[The inspiration of this story is taken from a show called “The Best Sex I’ve Ever Had” by a Toronto-based research-art atelier Mammalian Diving Reflex at the 2012 Singapore Arts Festival. The writer took a pledge not to divulge personal particulars and secrets of the show’s collaborators. Therefore, this writing is an attempt to share her internalization of the show’s messages without revealing any sensitive secret. The writer loved the show and thought that there should be more of it for the public, especially in Jakarta.]
There was a time when sex hurt. My Jakartan friend, Andrini, 27, and I listened intently as the 75-year-old Chinese lady in front of us spoke to an all-female audience that night. We called her Mrs. J, and we soon learned that she has never had an orgasm in her entire life.
Mrs. J was just one of the many speakers at the 2012 Singapore Arts Festival. We sat there and listened to story after story from local women, aged 65 and above, who lived in a very different time and experienced a very different sexual atmosphere than what we expect for ourselves today. It was both comical and earnest when these women shared the qualms they had about their wedding nights, the difficulty of having to learn about sex all by themselves, and the lack of excitement in their sex lives. The experiences ranged from having to deal with a husband whose ‘thing’ was too small, to only having sex once a month (if circumstances permit).

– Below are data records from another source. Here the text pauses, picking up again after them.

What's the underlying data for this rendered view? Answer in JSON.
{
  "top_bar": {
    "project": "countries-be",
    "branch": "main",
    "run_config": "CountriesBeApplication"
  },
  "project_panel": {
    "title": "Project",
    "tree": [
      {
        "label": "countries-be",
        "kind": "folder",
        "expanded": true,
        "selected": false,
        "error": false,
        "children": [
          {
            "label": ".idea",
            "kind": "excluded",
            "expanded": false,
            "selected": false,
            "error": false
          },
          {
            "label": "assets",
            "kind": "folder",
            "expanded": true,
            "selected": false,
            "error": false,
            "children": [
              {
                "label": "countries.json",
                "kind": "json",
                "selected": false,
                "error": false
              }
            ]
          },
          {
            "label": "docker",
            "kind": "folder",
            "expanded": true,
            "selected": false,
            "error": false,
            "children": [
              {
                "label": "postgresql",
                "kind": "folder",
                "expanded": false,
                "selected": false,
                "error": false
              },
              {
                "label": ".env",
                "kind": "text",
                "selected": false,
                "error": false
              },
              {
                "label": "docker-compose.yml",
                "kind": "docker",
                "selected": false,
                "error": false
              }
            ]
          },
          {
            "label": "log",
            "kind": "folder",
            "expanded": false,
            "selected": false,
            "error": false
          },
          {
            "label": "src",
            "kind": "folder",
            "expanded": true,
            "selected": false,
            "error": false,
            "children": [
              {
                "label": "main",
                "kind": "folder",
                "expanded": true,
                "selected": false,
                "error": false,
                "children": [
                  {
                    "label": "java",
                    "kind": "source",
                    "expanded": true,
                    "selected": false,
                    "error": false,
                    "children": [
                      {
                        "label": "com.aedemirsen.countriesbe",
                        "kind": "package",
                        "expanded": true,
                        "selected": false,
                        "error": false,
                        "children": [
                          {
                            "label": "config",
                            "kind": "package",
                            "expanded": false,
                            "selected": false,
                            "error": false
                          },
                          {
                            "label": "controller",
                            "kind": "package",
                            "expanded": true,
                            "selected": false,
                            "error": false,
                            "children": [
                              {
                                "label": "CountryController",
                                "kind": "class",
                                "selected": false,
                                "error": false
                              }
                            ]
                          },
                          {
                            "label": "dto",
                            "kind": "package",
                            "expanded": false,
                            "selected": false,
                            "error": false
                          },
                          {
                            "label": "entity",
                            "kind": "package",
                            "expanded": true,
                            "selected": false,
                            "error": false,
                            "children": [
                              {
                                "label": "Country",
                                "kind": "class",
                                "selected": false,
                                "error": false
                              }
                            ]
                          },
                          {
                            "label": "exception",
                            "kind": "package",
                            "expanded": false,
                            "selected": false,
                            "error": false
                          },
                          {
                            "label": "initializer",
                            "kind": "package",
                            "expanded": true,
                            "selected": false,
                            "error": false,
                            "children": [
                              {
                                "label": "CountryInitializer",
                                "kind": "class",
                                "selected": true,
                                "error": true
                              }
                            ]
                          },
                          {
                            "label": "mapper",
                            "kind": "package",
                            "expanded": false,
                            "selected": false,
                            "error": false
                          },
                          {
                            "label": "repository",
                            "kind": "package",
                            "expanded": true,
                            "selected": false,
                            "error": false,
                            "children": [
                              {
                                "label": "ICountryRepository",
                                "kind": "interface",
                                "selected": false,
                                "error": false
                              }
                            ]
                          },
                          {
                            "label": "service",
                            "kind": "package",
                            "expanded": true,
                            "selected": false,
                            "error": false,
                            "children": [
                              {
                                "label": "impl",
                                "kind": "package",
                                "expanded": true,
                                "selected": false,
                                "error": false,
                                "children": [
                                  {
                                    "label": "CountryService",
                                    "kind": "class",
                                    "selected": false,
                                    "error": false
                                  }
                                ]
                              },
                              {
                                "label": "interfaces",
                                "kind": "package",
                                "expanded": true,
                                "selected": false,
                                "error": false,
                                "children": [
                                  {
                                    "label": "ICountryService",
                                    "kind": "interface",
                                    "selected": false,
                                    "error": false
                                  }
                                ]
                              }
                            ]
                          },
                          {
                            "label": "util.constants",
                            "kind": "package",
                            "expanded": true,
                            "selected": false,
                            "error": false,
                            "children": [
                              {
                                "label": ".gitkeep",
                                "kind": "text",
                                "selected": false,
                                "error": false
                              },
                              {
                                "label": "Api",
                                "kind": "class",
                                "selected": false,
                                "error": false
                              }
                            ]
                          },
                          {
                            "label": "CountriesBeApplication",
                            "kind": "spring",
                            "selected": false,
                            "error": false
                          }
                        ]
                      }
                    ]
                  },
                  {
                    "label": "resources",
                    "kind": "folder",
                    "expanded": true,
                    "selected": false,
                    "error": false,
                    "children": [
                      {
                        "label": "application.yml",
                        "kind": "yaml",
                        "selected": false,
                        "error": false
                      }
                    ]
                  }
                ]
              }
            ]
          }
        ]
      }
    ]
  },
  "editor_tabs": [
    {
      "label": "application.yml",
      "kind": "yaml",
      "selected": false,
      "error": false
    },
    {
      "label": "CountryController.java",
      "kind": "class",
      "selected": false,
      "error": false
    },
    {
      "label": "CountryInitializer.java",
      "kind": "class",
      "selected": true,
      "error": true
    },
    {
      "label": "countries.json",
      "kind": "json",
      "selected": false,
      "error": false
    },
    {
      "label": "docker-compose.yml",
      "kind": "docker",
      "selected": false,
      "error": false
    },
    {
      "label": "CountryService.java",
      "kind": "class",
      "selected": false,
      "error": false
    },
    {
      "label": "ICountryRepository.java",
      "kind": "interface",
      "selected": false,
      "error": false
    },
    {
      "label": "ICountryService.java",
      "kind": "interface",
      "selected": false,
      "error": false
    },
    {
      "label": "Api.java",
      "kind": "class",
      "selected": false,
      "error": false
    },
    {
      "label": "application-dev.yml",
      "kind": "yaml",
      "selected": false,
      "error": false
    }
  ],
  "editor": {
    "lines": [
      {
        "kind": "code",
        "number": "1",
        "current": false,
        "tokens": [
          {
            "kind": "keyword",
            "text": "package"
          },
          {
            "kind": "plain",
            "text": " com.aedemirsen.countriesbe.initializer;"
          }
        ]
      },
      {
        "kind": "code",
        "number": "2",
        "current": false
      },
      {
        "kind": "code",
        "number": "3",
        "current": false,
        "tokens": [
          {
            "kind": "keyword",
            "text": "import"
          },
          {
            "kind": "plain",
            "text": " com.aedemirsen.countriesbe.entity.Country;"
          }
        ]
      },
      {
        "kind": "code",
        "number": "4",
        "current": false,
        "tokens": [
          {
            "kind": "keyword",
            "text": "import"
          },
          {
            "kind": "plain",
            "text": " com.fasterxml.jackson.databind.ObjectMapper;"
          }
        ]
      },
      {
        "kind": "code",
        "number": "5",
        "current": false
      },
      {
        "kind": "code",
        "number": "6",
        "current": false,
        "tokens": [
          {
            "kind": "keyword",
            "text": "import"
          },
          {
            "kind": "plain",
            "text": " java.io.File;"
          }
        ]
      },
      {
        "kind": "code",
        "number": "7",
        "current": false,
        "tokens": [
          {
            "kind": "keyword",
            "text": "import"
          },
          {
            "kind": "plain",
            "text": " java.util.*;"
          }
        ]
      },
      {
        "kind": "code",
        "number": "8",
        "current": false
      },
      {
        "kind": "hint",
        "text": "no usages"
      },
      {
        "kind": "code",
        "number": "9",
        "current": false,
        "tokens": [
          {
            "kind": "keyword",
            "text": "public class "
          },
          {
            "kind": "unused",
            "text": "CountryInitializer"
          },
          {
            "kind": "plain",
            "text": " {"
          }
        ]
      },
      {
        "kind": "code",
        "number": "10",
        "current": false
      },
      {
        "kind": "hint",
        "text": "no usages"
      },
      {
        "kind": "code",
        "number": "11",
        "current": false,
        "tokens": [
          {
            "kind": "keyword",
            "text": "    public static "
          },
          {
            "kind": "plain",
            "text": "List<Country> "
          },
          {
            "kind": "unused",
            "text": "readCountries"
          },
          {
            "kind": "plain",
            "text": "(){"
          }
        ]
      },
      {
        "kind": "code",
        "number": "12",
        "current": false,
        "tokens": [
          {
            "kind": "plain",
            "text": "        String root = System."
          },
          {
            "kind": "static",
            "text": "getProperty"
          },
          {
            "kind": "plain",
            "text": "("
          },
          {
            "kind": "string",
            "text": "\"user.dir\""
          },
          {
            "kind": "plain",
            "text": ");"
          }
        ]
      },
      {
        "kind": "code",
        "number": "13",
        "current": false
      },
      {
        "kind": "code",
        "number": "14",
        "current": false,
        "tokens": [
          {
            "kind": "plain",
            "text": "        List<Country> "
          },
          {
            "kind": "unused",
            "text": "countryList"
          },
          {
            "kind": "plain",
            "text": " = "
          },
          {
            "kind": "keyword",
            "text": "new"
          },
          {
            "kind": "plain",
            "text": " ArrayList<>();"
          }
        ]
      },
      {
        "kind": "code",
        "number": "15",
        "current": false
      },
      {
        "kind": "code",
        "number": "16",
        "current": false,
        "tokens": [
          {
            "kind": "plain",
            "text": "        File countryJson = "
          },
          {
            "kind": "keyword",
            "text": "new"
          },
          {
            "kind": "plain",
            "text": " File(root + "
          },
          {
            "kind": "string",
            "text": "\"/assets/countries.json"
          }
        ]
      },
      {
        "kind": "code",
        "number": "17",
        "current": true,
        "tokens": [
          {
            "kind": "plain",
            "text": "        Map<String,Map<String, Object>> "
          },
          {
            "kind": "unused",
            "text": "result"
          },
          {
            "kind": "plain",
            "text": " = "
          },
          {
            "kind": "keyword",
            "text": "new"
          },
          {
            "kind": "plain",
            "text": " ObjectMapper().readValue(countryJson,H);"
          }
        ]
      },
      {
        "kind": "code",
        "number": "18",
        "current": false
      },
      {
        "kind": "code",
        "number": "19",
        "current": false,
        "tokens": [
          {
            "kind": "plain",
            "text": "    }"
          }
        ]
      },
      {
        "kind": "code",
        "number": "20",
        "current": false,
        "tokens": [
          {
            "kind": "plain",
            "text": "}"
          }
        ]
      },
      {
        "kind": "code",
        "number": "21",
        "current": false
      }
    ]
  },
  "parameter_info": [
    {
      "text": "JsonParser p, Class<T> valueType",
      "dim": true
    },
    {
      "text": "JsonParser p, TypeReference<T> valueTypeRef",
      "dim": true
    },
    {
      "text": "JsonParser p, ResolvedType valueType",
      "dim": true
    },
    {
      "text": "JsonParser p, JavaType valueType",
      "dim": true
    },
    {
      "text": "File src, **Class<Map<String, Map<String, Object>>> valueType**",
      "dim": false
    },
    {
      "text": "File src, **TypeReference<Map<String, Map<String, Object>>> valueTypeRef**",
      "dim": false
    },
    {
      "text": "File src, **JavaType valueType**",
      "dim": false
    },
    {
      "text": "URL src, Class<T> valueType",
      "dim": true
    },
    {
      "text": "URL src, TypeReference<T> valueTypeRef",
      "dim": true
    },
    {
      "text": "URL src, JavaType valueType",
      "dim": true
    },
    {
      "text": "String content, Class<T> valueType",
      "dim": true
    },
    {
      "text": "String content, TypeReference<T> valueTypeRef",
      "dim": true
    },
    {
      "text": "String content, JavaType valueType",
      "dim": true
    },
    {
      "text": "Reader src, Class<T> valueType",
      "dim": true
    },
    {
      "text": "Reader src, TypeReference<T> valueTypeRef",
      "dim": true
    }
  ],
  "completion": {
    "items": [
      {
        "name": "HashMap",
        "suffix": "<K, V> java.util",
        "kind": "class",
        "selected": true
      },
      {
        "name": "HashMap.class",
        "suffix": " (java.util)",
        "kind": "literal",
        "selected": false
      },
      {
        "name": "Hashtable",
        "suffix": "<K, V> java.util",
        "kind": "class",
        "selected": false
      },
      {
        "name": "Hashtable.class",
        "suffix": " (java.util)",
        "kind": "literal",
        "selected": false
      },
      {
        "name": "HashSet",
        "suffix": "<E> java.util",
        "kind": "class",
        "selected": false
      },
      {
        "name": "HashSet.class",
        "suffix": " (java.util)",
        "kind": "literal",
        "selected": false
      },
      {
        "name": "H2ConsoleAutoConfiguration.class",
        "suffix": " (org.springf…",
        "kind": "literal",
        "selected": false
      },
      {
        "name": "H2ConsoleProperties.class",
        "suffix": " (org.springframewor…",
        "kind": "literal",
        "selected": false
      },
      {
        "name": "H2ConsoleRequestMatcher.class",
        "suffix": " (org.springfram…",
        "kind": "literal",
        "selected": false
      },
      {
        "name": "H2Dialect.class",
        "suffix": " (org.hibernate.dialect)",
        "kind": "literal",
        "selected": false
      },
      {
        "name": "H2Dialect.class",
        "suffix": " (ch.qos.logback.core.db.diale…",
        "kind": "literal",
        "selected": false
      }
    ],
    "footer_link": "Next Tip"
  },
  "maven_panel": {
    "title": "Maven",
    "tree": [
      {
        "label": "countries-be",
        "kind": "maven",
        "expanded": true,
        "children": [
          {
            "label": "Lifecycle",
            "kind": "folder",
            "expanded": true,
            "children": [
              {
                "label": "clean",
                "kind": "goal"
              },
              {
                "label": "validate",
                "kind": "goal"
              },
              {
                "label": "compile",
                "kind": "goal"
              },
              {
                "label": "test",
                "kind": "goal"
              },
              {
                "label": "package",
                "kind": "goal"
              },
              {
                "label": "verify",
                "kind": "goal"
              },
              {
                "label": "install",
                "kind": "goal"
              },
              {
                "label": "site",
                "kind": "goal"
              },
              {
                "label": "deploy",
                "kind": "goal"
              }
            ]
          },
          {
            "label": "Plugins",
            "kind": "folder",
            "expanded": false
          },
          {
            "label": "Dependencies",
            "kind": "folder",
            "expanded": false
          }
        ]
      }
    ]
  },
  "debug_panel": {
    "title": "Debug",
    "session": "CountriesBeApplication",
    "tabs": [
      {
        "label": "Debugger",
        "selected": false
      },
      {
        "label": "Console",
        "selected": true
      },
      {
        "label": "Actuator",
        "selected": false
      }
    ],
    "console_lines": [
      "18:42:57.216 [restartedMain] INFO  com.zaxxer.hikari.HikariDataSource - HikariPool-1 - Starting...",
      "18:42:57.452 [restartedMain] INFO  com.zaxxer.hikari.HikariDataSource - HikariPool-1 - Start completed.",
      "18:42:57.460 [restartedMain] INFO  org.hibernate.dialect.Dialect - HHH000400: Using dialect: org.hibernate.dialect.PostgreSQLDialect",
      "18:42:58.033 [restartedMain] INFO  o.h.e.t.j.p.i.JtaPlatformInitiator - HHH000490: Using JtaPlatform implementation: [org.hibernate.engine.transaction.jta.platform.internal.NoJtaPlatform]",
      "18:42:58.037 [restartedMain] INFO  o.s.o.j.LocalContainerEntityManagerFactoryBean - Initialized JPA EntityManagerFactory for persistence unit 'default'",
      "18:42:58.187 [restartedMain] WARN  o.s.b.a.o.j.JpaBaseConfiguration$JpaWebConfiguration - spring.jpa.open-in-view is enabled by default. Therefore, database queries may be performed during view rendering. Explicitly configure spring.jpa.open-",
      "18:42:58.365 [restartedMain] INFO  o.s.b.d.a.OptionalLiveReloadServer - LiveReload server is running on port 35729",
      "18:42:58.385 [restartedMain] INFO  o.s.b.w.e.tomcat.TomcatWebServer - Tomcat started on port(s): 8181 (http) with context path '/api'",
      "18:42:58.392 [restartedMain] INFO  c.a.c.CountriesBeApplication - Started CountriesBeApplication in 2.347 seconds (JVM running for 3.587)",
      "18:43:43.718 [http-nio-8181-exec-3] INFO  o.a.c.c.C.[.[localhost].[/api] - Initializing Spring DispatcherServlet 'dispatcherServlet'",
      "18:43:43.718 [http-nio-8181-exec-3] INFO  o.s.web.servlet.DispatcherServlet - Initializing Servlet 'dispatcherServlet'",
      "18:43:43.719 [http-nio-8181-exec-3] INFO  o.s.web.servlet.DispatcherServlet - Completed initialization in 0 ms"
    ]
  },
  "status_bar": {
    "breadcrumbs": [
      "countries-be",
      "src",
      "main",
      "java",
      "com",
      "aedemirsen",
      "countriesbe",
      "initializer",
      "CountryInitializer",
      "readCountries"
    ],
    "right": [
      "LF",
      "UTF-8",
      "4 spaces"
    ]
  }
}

Although there were one or two women who enjoyed making love and had decent sex drive to back it up, most of the panelists viewed sex merely as a duty to their husbands. This was possibly a function of their conservative upbringing, which meant avoidance of the topic altogether. Sex was mostly done either with the intention to bear a child or as an outlet for the husband’s desires. That’s why sex was often painful and not enjoyable to these women. That’s also why the audience clapped really hard when one speaker mentioned that she finally got herself a tub of KY Jelly.
Before we knew it, the lights were back on, and the speakers invited us to join them in front of the stage. There were small round tables where they put some mementos from when they were still young. I ended up exchanging small talk with one of the speakers, a petite lady with a big smile who looked rather young compared to the others.
“I’m really sorry if this is inappropriate, but have you ever faked an orgasm?” Andrini, who was quiet all this time, asked the lady hesitantly.
“Well, why would I? Orgasms are not important anyway,” she replied, laughing.
I smiled and nodded as I thought that it was such a beautifully selfless response. In my head, I could almost make out what she’d say next, “What’s important is the connection that you build during love making,” or something of that nature. However, the end of her answer was unexpected.
“Once your husband climaxes, he wouldn’t care about your pleasure anymore,” she added, still laughing. I couldn’t help but laugh with her, because it’s an annoyance that is still all too familiar today. As I shook her hand and bid farewell, I could only be grateful that my partner is very considerate when it comes to “the business”.
As we were looking through movie posters on our way out of the Esplanade, I noticed that Andrini’s face had turned pale. So, I asked if the show changed anything at all for her.
“If my future husband can’t take care of me physically, what should I do?” she suddenly blurted it all out.
Having decided to save herself for marriage, she grew up to have an overtly romanticized idea of sex. The harlequin novels she reads every week didn’t help either. She always imagined that sex was an emotionally intense affair with a lot of eye contact, stomach-spinning love sentences and fireworks. So, when she learned that men in real life don’t necessarily know (or care enough) to send her to cloud nine every night, she was quite rattled.
For a lot of modern women who are not actively looking for sex, there is this uncertainty looming in the back of their mind: whether they will find both emotional and sexual fulfillment in the same person. Interestingly, this reminded me of a speaker at the show, who never failed to pleasure herself whenever she felt the tingle, but rarely had her way with her husband. Sometimes it’s hard to comprehend how such disconnection between sexuality and marriage could exist.
The source of desperation for a lot of women is that they often don’t know what they like. I’d say, figure that out first, and then communicate it to your partner. If he cares about you, he’ll want to make it work both ways.
I smiled and asked whether Andrini wanted to talk about it over dessert or beer. I was glad that she chose dessert because we definitely needed something sweet to end the night.
Anahita helps decipher the intricacy of relationships by keeping it real.